(Records from a dataset)
_ _ _ _ _ _ _

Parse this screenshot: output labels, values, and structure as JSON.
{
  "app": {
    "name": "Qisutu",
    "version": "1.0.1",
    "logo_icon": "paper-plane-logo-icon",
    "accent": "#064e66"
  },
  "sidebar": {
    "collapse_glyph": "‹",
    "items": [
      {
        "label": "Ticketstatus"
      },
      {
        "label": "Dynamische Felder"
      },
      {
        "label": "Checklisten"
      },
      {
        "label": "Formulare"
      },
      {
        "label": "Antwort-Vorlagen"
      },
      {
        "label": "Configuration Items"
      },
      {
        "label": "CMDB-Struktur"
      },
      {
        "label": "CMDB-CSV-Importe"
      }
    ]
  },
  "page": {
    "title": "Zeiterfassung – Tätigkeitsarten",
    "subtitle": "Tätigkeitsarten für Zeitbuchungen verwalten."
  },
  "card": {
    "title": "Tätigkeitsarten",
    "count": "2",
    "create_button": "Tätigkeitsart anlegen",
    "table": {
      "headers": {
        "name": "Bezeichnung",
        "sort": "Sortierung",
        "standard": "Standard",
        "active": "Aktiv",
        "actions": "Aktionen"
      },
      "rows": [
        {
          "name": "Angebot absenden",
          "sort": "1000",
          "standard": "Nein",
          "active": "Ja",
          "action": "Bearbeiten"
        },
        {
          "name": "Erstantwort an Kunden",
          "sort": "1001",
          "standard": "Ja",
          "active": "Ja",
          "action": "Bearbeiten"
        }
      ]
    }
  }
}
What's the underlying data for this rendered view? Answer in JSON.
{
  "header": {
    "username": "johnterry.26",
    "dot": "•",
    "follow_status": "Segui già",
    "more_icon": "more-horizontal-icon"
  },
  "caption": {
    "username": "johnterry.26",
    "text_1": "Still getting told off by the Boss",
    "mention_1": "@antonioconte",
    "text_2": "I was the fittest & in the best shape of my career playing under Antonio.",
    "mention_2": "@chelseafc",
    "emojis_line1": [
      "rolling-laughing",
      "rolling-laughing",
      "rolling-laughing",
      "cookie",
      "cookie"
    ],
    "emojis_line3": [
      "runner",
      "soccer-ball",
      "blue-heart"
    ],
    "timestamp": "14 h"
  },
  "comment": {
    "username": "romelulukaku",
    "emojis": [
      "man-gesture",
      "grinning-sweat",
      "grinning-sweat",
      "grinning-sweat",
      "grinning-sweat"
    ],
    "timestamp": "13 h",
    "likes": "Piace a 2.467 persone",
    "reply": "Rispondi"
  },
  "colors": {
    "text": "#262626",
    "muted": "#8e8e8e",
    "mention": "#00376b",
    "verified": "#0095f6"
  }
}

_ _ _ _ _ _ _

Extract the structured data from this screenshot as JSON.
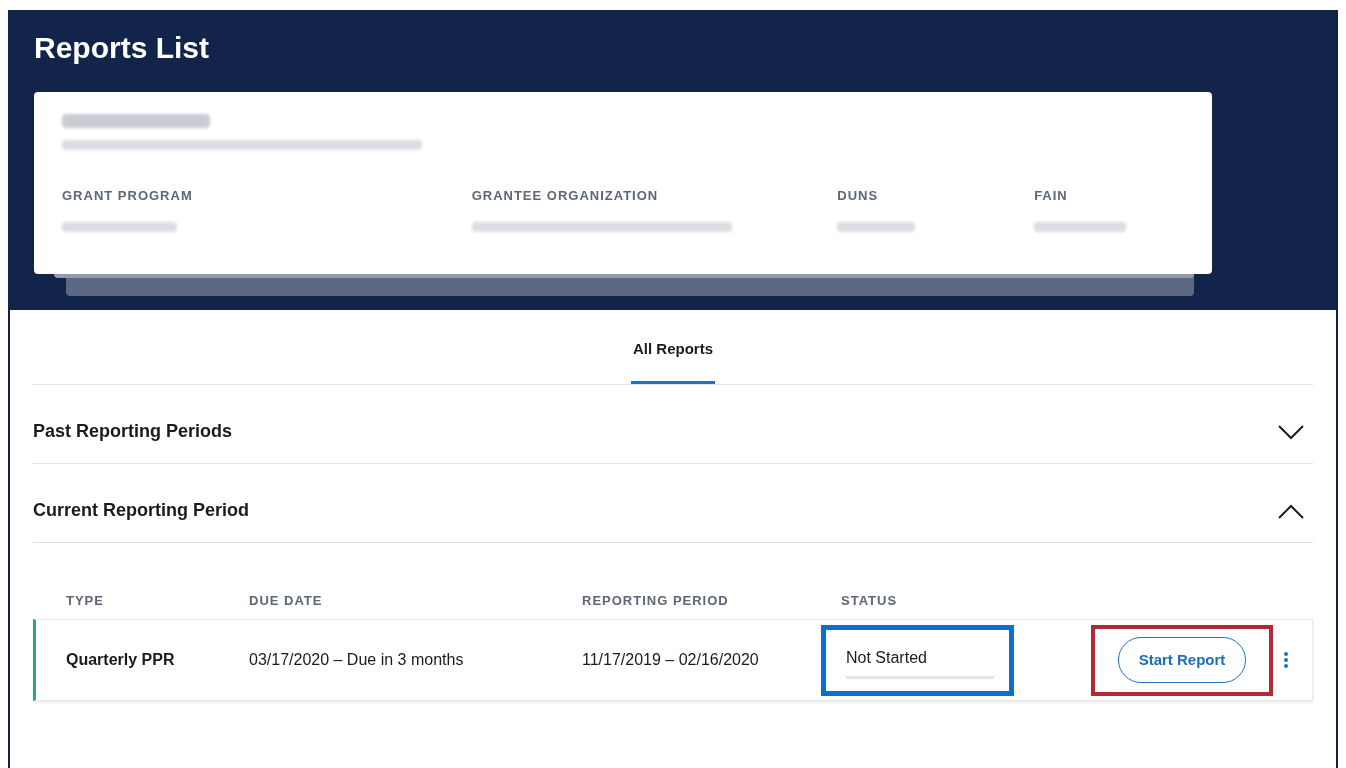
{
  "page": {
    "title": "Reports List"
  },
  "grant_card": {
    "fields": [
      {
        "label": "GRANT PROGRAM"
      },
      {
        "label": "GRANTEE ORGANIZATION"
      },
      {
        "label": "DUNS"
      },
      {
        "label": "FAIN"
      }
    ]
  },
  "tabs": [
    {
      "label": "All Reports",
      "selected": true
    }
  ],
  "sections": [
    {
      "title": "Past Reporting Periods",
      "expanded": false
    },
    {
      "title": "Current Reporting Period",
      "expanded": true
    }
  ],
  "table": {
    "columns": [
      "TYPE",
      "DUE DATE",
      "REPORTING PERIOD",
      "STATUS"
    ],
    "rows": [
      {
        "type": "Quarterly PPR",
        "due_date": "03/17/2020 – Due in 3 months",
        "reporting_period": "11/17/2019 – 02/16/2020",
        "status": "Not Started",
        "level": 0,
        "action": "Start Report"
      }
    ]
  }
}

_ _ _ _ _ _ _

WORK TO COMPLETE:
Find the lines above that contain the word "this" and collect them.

RESPONSE BELOW:
Parse this screenshot: output labels, values, and structure as JSON.
What's the underlying data for this rendered view? Answer in JSON.
Extract the structured data from this screenshot as JSON.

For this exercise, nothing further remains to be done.